# Brief
Exact copy without images: repeat every entry as written.

___ Exercise data

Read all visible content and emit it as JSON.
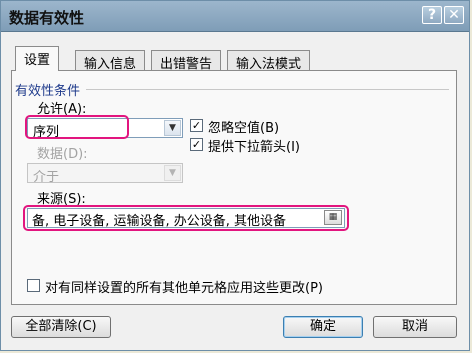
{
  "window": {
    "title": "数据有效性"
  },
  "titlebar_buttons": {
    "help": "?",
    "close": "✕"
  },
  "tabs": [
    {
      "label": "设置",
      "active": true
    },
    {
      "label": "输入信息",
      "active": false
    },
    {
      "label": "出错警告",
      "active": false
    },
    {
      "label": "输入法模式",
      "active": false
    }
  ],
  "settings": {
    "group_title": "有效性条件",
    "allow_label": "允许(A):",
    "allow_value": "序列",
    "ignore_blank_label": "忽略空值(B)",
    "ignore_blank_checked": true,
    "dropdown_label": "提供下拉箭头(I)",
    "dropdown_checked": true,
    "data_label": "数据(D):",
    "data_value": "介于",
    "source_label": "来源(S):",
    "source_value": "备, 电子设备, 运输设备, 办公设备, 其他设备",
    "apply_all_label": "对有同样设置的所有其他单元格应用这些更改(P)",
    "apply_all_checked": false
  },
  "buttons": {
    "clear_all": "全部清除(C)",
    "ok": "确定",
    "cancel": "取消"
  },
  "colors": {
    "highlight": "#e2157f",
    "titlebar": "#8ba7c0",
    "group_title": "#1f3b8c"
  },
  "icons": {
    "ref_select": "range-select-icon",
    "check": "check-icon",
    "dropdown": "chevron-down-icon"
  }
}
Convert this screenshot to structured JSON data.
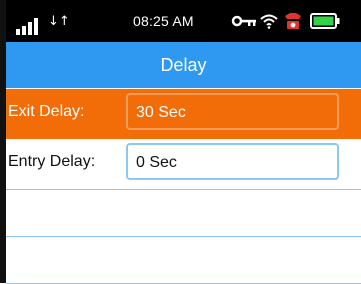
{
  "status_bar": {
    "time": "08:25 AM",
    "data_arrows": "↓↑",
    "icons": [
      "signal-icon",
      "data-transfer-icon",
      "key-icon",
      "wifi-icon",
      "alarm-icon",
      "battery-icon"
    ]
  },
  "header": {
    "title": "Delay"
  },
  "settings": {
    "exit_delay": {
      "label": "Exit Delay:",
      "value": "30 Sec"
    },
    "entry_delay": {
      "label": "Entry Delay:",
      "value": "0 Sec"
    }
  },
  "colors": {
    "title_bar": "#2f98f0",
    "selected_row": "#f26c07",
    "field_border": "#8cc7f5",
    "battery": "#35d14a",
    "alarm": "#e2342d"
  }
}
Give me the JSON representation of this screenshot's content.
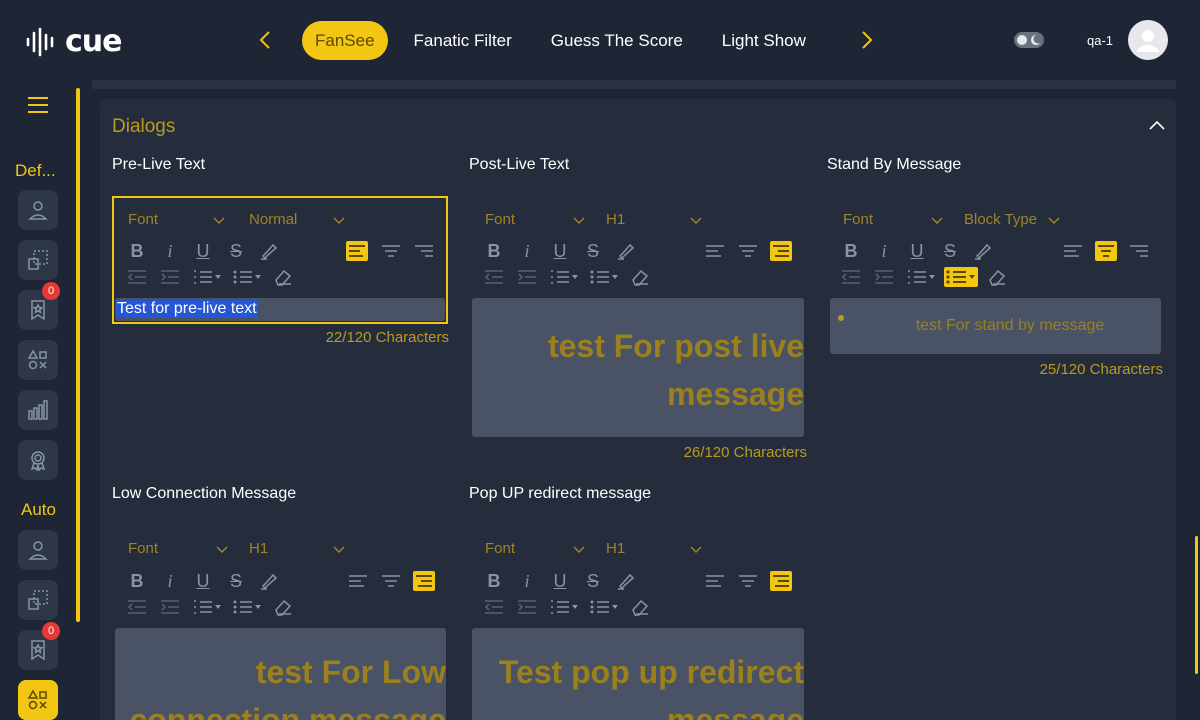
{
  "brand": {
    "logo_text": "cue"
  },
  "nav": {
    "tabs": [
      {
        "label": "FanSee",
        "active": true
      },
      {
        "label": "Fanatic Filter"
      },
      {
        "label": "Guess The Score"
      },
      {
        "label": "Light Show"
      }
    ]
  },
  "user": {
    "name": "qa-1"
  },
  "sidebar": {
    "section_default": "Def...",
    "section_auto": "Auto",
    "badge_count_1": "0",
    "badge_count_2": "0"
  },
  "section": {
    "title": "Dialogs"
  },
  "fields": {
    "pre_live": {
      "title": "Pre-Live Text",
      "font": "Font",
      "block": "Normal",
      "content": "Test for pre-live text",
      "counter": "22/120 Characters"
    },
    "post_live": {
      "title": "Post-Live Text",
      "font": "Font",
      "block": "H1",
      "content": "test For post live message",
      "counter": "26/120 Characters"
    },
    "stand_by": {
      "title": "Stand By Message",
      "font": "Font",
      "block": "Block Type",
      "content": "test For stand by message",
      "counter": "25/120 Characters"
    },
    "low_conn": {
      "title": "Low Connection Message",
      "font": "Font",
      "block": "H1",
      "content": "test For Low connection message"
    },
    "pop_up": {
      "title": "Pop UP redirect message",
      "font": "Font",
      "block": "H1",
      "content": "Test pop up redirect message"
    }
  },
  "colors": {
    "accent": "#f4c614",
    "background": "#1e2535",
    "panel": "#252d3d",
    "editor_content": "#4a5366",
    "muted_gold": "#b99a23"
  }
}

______

# Worked solution
Read all visible content and emit it as JSON.
{
  "window": {
    "title": "数据有效性"
  },
  "titlebar_buttons": {
    "help": "?",
    "close": "✕"
  },
  "tabs": [
    {
      "label": "设置",
      "active": true
    },
    {
      "label": "输入信息",
      "active": false
    },
    {
      "label": "出错警告",
      "active": false
    },
    {
      "label": "输入法模式",
      "active": false
    }
  ],
  "settings": {
    "group_title": "有效性条件",
    "allow_label": "允许(A):",
    "allow_value": "序列",
    "ignore_blank_label": "忽略空值(B)",
    "ignore_blank_checked": true,
    "dropdown_label": "提供下拉箭头(I)",
    "dropdown_checked": true,
    "data_label": "数据(D):",
    "data_value": "介于",
    "source_label": "来源(S):",
    "source_value": "备, 电子设备, 运输设备, 办公设备, 其他设备",
    "apply_all_label": "对有同样设置的所有其他单元格应用这些更改(P)",
    "apply_all_checked": false
  },
  "buttons": {
    "clear_all": "全部清除(C)",
    "ok": "确定",
    "cancel": "取消"
  },
  "colors": {
    "highlight": "#e2157f",
    "titlebar": "#8ba7c0",
    "group_title": "#1f3b8c"
  },
  "icons": {
    "ref_select": "range-select-icon",
    "check": "check-icon",
    "dropdown": "chevron-down-icon"
  }
}
Convert this screenshot to structured JSON data.
{
  "status_bar": {
    "time": "08:25 AM",
    "data_arrows": "↓↑",
    "icons": [
      "signal-icon",
      "data-transfer-icon",
      "key-icon",
      "wifi-icon",
      "alarm-icon",
      "battery-icon"
    ]
  },
  "header": {
    "title": "Delay"
  },
  "settings": {
    "exit_delay": {
      "label": "Exit Delay:",
      "value": "30 Sec"
    },
    "entry_delay": {
      "label": "Entry Delay:",
      "value": "0 Sec"
    }
  },
  "colors": {
    "title_bar": "#2f98f0",
    "selected_row": "#f26c07",
    "field_border": "#8cc7f5",
    "battery": "#35d14a",
    "alarm": "#e2342d"
  }
}
Give me the JSON representation of this screenshot's content.
{
  "brand": {
    "logo_text": "cue"
  },
  "nav": {
    "tabs": [
      {
        "label": "FanSee",
        "active": true
      },
      {
        "label": "Fanatic Filter"
      },
      {
        "label": "Guess The Score"
      },
      {
        "label": "Light Show"
      }
    ]
  },
  "user": {
    "name": "qa-1"
  },
  "sidebar": {
    "section_default": "Def...",
    "section_auto": "Auto",
    "badge_count_1": "0",
    "badge_count_2": "0"
  },
  "section": {
    "title": "Dialogs"
  },
  "fields": {
    "pre_live": {
      "title": "Pre-Live Text",
      "font": "Font",
      "block": "Normal",
      "content": "Test for pre-live text",
      "counter": "22/120 Characters"
    },
    "post_live": {
      "title": "Post-Live Text",
      "font": "Font",
      "block": "H1",
      "content": "test For post live message",
      "counter": "26/120 Characters"
    },
    "stand_by": {
      "title": "Stand By Message",
      "font": "Font",
      "block": "Block Type",
      "content": "test For stand by message",
      "counter": "25/120 Characters"
    },
    "low_conn": {
      "title": "Low Connection Message",
      "font": "Font",
      "block": "H1",
      "content": "test For Low connection message"
    },
    "pop_up": {
      "title": "Pop UP redirect message",
      "font": "Font",
      "block": "H1",
      "content": "Test pop up redirect message"
    }
  },
  "colors": {
    "accent": "#f4c614",
    "background": "#1e2535",
    "panel": "#252d3d",
    "editor_content": "#4a5366",
    "muted_gold": "#b99a23"
  }
}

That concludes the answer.